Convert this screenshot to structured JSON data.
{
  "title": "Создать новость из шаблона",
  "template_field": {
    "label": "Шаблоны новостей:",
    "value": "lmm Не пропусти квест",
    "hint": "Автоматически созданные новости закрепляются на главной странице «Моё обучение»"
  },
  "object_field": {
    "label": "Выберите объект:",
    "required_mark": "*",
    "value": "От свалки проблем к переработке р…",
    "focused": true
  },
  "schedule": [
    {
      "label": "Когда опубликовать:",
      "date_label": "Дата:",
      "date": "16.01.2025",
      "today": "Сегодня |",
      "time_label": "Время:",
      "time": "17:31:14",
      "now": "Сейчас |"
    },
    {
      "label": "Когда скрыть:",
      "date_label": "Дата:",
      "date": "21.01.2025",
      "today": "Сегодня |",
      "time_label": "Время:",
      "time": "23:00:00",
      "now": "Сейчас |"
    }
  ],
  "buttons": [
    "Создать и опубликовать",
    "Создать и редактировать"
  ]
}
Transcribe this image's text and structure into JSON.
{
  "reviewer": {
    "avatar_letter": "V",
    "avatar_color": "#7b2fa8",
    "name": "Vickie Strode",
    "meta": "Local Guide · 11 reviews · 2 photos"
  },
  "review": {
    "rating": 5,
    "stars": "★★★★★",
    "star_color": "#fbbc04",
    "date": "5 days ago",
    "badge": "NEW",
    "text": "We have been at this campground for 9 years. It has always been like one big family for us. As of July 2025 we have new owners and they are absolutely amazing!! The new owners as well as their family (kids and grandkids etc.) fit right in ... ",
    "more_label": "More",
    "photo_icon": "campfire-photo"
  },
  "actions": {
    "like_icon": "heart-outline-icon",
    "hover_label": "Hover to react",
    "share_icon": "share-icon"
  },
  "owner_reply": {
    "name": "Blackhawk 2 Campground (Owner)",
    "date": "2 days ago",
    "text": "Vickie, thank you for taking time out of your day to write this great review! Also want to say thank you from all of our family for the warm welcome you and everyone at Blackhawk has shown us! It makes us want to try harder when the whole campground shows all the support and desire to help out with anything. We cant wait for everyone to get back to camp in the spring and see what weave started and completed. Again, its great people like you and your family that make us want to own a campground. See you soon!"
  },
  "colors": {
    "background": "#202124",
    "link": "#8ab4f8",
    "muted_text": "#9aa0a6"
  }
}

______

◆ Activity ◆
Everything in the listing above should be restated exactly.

◆ Task result ◆
Convert this screenshot to structured JSON data.
{
  "title": "Создать новость из шаблона",
  "template_field": {
    "label": "Шаблоны новостей:",
    "value": "lmm Не пропусти квест",
    "hint": "Автоматически созданные новости закрепляются на главной странице «Моё обучение»"
  },
  "object_field": {
    "label": "Выберите объект:",
    "required_mark": "*",
    "value": "От свалки проблем к переработке р…",
    "focused": true
  },
  "schedule": [
    {
      "label": "Когда опубликовать:",
      "date_label": "Дата:",
      "date": "16.01.2025",
      "today": "Сегодня |",
      "time_label": "Время:",
      "time": "17:31:14",
      "now": "Сейчас |"
    },
    {
      "label": "Когда скрыть:",
      "date_label": "Дата:",
      "date": "21.01.2025",
      "today": "Сегодня |",
      "time_label": "Время:",
      "time": "23:00:00",
      "now": "Сейчас |"
    }
  ],
  "buttons": [
    "Создать и опубликовать",
    "Создать и редактировать"
  ]
}
Transcribe this image's text and structure into JSON.
{
  "reviewer": {
    "avatar_letter": "V",
    "avatar_color": "#7b2fa8",
    "name": "Vickie Strode",
    "meta": "Local Guide · 11 reviews · 2 photos"
  },
  "review": {
    "rating": 5,
    "stars": "★★★★★",
    "star_color": "#fbbc04",
    "date": "5 days ago",
    "badge": "NEW",
    "text": "We have been at this campground for 9 years. It has always been like one big family for us. As of July 2025 we have new owners and they are absolutely amazing!! The new owners as well as their family (kids and grandkids etc.) fit right in ... ",
    "more_label": "More",
    "photo_icon": "campfire-photo"
  },
  "actions": {
    "like_icon": "heart-outline-icon",
    "hover_label": "Hover to react",
    "share_icon": "share-icon"
  },
  "owner_reply": {
    "name": "Blackhawk 2 Campground (Owner)",
    "date": "2 days ago",
    "text": "Vickie, thank you for taking time out of your day to write this great review! Also want to say thank you from all of our family for the warm welcome you and everyone at Blackhawk has shown us! It makes us want to try harder when the whole campground shows all the support and desire to help out with anything. We cant wait for everyone to get back to camp in the spring and see what weave started and completed. Again, its great people like you and your family that make us want to own a campground. See you soon!"
  },
  "colors": {
    "background": "#202124",
    "link": "#8ab4f8",
    "muted_text": "#9aa0a6"
  }
}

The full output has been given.